Care providers encountered significant challenges when addressing the mental health needs of unaccompanied immigrant children in federal custody, including overwhelming caseloads and the deteriorating mental health of some patients, according to a new report by the Office of Inspector General (OIG).
In, released Sept. 3, the OIG outlined findings from its analysis of 45 Office of Refugee Resettlement (ORR) facilities between August and September 2018. The U.S. Department of Health & Human Services ORR is the legal custodian of unaccompanied immigrant children in its care who have no parent or legal guardian available. This includes children who arrive in the United States unaccompanied and children who are separated from their parents or guardians by immigration authorities after arriving in the country.
For the analysis, OIG investigators collected data from interviews with mental health clinicians, medical coordinators, facility leadership, and ORR federal field specialists at the 45 selected facilities.
Investigators recorded numerous serious challenges experienced by providers when attempting to provide mental health care to the children. Namely, they cited overwhelming patient caseloads, and difficulty accessing external mental health clinicians and referring children to providers within ORR’s network, according to the OIG’s report.
Mental health clinicians reported that the high caseloads hurt their ability to build rapport with young patients – and allowed less time for counseling and less frequent sessions for children with greater needs.
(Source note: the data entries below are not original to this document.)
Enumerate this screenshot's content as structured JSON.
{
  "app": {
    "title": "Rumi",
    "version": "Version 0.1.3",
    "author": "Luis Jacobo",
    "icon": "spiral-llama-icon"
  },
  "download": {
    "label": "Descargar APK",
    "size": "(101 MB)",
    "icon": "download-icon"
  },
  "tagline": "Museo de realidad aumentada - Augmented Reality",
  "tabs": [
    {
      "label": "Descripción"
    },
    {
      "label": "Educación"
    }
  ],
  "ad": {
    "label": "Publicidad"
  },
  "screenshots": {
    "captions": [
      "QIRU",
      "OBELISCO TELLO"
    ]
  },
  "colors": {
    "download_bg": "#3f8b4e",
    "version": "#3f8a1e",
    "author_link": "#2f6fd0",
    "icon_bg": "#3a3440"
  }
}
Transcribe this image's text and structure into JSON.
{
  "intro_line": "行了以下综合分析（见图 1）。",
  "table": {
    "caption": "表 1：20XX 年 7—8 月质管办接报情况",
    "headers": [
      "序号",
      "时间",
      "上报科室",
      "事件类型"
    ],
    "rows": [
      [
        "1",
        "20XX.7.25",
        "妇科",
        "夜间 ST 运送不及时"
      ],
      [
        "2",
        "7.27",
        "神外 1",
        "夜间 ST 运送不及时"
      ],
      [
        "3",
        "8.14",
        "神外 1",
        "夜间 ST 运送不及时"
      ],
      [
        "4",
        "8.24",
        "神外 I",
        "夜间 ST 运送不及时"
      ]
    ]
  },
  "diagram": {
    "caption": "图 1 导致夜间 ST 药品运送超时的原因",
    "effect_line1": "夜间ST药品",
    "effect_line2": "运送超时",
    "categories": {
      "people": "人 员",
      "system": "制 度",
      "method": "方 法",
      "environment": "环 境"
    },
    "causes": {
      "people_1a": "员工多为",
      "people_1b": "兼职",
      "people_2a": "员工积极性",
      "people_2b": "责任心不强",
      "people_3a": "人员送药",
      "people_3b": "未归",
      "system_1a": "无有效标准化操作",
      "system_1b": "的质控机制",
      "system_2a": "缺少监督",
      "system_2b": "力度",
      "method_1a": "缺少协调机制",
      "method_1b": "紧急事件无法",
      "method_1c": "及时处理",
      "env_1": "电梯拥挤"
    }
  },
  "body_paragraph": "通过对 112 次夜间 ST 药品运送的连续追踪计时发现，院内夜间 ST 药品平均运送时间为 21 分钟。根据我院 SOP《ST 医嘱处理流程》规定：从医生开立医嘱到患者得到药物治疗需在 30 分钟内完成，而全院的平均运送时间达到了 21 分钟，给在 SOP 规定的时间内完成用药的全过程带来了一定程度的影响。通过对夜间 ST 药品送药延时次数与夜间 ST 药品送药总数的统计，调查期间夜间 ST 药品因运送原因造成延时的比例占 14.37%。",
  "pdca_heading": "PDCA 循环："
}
The heavy caseloads were generated by heightened immigration enforcement beginning in 2017, and the separation of many more families at the border and more children being placed in federal custody, according to the report.
In addition, providers reported challenges when addressing the mental health needs of children who had experienced significant trauma before coming into federal custody.This included trauma that occurred while the children lived in the countries of origin, trauma during their journey to the United States, and trauma upon their arrival in the United States.
Separation from parents and a chaotic reunification process added to the trauma that children had already experienced, providers reported, and put extreme pressure on facility staff. Separated children exhibited “more fear, feelings of abandonment, and posttraumatic stress than did children who were not separated,” according to the findings. Separated children also experienced elevated feelings of anxiety and loss as a consequence of unexpected separation from loved ones.
Also, facilities reported that longer lengths of stay resulted in deteriorating mental health for some children and increased demands on staff. Facilities reported that children who stayed in federal custody for longer periods experienced more stress, anxiety, and behavioral issues. According to the facilities, the longer stays resulted in higher levels of defiance, hopelessness, and frustration among children – in addition to more instances of self-harm and suicidal ideation.